References[edit]

  1. ^ "Tom Gallagher: GOP candidates run the financial spectrum". Tampa Bay Times. July 9, 2006. Retrieved October 15, 2013. 
  2. ^ "Mixson Ponders Bid For Governor". Sun Sentinel. September 17, 1985. Retrieved October 15, 2013. 
  3. ^ "Easley Joins Gallagher's Campaign State Representative Leaves Education Commissioner's Race". Orlando Sentinel. July 15, 1986. Retrieved October 15, 2013. 
  4. ^ "Regulator Steps Down Kearney Resigns -- Gallagher May Get Job". Orlando Sentinel. August 19, 1987. Retrieved October 15, 2013. 
  5. ^ "Poole Named Regulation Agency Chief". Orlando Sentinel. September 3, 1987. Retrieved October 15, 2013. 
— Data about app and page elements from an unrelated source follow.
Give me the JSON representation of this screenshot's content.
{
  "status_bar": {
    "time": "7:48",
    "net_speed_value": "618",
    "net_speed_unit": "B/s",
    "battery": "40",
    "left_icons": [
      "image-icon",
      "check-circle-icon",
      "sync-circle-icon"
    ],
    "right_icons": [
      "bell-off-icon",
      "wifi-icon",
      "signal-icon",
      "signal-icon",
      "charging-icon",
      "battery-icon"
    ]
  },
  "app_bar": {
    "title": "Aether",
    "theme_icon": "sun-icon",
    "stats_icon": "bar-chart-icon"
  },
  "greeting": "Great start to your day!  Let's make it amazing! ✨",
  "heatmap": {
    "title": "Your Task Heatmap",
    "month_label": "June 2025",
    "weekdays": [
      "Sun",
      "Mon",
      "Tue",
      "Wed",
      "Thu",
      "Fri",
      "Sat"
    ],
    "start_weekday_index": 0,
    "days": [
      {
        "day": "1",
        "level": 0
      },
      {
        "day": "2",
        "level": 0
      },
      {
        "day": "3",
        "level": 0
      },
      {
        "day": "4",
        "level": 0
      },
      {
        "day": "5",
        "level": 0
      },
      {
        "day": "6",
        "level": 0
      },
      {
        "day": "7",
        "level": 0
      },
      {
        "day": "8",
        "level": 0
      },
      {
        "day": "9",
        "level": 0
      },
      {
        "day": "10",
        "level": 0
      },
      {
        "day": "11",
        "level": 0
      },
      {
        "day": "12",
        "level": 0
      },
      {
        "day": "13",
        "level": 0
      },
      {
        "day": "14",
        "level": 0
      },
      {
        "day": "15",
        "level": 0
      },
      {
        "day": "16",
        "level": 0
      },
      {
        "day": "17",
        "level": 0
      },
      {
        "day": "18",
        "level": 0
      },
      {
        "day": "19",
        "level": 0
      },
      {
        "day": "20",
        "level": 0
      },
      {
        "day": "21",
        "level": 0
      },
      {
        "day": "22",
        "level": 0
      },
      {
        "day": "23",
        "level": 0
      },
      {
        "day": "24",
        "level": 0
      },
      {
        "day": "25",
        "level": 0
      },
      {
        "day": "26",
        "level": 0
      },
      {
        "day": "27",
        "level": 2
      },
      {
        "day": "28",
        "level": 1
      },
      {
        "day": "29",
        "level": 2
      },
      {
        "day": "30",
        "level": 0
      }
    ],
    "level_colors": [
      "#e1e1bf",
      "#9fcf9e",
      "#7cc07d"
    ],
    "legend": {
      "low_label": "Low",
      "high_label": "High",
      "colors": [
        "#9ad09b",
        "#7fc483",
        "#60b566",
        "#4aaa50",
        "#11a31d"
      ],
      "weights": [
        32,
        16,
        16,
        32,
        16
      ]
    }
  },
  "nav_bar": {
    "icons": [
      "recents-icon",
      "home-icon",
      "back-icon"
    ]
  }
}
  6. ^ "Tom Gallagher Captures Gop Insurance Race". Sun Sentinel. September 7, 1988. Retrieved October 15, 2013. 
  7. ^ "Smith tops Moore; Gallagher over Jenne". Ocala Star-Banner. November 9, 1988. Retrieved October 15, 2013. 
  8. ^ "Governor". Sun Sentinel. September 4, 1994. Retrieved October 15, 2013. 
  9. ^ "Resign-to-Run Law § 99.012, Fla. Stat.". State.fl.us. August 22, 2000. Retrieved October 15, 2013. 
  10. ^ "Gallagher Hits Senate Opponents". Orlando Sentinel. May 26, 2000. Retrieved October 15, 2013. 
  11. ^ "Gallagher Drops Out Of U.s. Senate Race". Sun Sentinel. June 15, 2000. Retrieved October 15, 2013. 
  12. ^ "Gallagher drops bid for seat in Senate". St. Petersburg Times. June 15, 2000. Retrieved October 15, 2013. 
  13. ^ "Gallagher Leads Insurance-post Race". Orlando Sentinel. June 30, 2000. Retrieved October 15, 2013. 
  14. ^ "Primary Clears For Gallagher". Orlando Sentinel. July 21, 2000. Retrieved October 15, 2013. 
  15. ^ "Crist Widens Lead -- Gallagher Way Ahead". Orlando Sentinel. November 3, 2000. Retrieved October 15, 2013. 
  16. ^ "Tom Gallagher, former rival of Gov. Charlie Crist, may run for Florida CFO". Tampa Bay Times. May 15, 2009. Retrieved October 15, 2013. 
  17. ^ "Where is Tom Gallagher when you need him?". Tampa Bay Times. July 18, 2007. Retrieved October 15, 2013. 
  18. ^ "Applicant list for Florida education commissioner begins to shape up". Tampa Bay Times. May 26, 2011. Retrieved October 15, 2013. 
  19. ^ "Five finalists interview for Florida's top education job". Orlando Sentinel. June 20, 2011. Retrieved October 15, 2013. 
Political offices
Preceded by
Bill Gunter
Treasurer, Insurance Commissioner and Fire Marshal of Florida
1989 – 1995
Succeeded by
Bill Nelson
Preceded by
Frank Brogan
Education Commissioner of Florida
1999 – 2001
Succeeded by
Charlie Crist
Preceded by
Bill Nelson
Treasurer, Insurance Commissioner and Fire Marshal of Florida
2001 – 2003
Succeeded by
Office Abolished
Preceded by
New Office
Chief Financial Officer of Florida
2003 – 2007
Succeeded by
Alex Sink